(DATASET ENTRIES)
━━━━━━━━━━━━━━━━━━━━━━━━━━━━━━

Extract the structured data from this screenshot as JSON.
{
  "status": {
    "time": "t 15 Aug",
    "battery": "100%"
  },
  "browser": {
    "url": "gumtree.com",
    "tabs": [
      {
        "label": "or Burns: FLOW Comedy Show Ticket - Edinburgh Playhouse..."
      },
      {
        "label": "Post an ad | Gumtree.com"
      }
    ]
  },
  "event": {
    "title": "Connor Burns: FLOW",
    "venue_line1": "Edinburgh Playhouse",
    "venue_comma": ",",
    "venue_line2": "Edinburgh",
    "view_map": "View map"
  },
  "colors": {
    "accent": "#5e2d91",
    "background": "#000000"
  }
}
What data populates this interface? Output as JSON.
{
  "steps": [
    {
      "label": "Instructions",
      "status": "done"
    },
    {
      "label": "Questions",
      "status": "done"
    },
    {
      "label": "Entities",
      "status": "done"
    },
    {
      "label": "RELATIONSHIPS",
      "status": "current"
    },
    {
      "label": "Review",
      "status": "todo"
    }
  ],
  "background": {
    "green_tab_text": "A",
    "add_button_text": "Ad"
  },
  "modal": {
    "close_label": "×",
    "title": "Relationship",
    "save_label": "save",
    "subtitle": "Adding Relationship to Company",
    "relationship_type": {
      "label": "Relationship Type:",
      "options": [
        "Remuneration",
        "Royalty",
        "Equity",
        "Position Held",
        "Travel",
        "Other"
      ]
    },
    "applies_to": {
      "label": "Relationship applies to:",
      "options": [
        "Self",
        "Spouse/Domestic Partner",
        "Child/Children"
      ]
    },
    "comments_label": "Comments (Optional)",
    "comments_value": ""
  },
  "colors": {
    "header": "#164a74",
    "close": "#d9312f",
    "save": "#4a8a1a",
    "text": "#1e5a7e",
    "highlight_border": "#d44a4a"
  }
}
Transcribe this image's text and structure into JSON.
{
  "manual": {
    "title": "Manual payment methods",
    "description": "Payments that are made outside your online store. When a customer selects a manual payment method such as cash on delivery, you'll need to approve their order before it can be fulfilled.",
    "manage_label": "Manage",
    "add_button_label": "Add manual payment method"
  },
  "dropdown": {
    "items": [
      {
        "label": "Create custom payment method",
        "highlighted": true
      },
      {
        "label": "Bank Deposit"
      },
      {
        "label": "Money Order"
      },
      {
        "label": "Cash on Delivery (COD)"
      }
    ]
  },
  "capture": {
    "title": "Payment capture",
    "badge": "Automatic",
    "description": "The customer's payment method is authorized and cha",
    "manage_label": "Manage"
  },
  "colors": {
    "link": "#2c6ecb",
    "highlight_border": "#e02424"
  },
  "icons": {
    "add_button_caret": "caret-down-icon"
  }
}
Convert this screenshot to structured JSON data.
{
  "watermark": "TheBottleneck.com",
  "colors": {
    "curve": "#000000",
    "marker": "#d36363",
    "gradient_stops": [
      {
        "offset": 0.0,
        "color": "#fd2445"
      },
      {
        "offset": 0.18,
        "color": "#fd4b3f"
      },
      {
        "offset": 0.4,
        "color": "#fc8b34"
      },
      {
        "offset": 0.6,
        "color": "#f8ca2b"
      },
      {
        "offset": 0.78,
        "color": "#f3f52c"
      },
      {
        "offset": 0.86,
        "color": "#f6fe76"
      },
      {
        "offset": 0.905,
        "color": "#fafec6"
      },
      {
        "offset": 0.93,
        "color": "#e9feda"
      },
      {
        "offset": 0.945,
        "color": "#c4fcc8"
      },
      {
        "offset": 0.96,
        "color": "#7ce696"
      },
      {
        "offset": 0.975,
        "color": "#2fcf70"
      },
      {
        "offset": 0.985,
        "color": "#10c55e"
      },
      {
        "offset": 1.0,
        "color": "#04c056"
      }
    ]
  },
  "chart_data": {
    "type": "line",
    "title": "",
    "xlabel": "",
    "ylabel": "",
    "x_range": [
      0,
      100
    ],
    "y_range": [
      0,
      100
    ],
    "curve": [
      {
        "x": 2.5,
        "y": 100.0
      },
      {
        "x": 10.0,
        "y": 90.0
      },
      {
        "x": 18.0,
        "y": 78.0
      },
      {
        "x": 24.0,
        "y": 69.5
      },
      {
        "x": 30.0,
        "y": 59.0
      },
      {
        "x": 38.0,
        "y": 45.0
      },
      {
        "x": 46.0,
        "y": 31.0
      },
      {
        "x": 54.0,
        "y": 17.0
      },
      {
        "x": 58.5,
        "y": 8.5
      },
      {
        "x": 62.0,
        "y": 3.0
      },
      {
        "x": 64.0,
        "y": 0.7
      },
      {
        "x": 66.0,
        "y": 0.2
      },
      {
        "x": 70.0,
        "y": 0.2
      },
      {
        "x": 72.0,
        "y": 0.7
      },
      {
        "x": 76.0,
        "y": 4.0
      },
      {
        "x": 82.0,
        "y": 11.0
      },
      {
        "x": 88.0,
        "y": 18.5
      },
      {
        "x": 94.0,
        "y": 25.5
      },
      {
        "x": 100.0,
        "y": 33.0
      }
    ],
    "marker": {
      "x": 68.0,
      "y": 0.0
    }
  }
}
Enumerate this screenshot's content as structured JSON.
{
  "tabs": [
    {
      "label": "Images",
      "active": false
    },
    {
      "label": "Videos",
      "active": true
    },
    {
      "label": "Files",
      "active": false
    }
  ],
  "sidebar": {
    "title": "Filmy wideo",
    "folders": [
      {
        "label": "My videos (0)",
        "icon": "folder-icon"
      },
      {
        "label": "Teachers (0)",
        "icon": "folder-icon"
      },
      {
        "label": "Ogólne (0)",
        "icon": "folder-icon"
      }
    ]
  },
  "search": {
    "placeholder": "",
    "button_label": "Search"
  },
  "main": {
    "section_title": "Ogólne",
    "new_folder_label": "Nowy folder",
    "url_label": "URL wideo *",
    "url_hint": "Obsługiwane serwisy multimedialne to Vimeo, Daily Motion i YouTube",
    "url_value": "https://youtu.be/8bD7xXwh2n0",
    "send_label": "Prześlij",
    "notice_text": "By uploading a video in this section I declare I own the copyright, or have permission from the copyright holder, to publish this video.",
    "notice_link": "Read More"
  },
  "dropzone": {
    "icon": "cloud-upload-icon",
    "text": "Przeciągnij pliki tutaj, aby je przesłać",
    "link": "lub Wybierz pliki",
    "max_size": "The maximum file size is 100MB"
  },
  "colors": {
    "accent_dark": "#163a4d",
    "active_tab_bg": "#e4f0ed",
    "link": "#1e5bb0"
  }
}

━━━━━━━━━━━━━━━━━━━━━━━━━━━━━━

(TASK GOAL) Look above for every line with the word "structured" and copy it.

(ANSWER FOR THE TASK)
Extract the structured data from this screenshot as JSON.
Convert this screenshot to structured JSON data.
Enumerate this screenshot's content as structured JSON.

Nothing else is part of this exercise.